Cracker, sometimes white cracker, is a pejorative term for white people, poor and Southern whites especially. In reference to a native of Florida or Georgia, however, it is used in a more neutral context.
One theory is that slaver foremen in the antebellum South used bullwhips to discipline African slaves, with such use of the whip being described as 'cracking the whip'. The white foremen who cracked these whips were thus known as 'crackers'.   
Another theory places the word origin in Scotland where a "craic" or "craicker" was a person who talked loudly or boasted. This term was later used to describe white Southerners, particularly those who were poorly educated and possessed little means.
Historically the word suggested poor, white rural Americans with little formal education. Historians point out the term originally referred to the strong English and Scots-Irish farmers of the back country (as opposed to the wealthy planters of the seacoast). Thus a sociologist reported in 1913: "As the plantations expanded these freed men (formerly bond servants) were pushed further and further back upon the more and more sterile soil. They became 'pinelanders', 'corn-crackers', or 'crackers'."
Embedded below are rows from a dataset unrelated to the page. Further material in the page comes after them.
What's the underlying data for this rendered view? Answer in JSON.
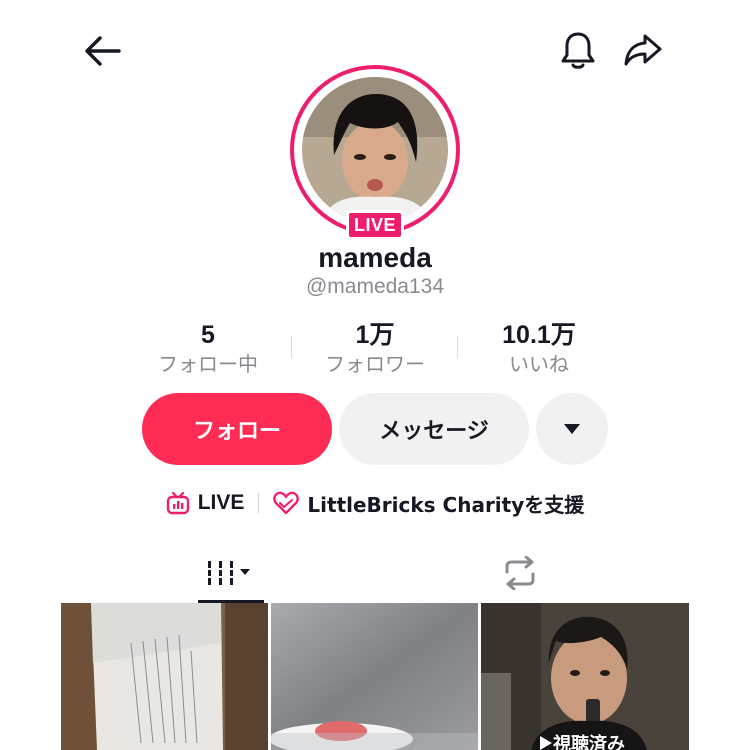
{
  "header": {
    "back_icon": "arrow-left-icon",
    "bell_icon": "bell-icon",
    "share_icon": "share-arrow-icon"
  },
  "profile": {
    "live_badge": "LIVE",
    "username": "mameda",
    "handle": "@mameda134",
    "ring_color": "#ee1d6e"
  },
  "stats": [
    {
      "value": "5",
      "label": "フォロー中"
    },
    {
      "value": "1万",
      "label": "フォロワー"
    },
    {
      "value": "10.1万",
      "label": "いいね"
    }
  ],
  "actions": {
    "follow_label": "フォロー",
    "message_label": "メッセージ",
    "more_icon": "caret-down-icon",
    "follow_color": "#fe2c55"
  },
  "links": {
    "live_label": "LIVE",
    "charity_label": "LittleBricks Charityを支援"
  },
  "tabs": {
    "videos_icon": "grid-bars-icon",
    "repost_icon": "repost-icon"
  },
  "videos": [
    {
      "thumb": "document-on-wall"
    },
    {
      "thumb": "plate-food-frosted-glass"
    },
    {
      "thumb": "person-eating",
      "badge": "視聴済み"
    }
  ]
}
As early as the 1760s, this term was in use by the upper class planters in the British North American colonies to refer to Scots-Irish and English settlers in the south, most of whom were descendants of English bond servants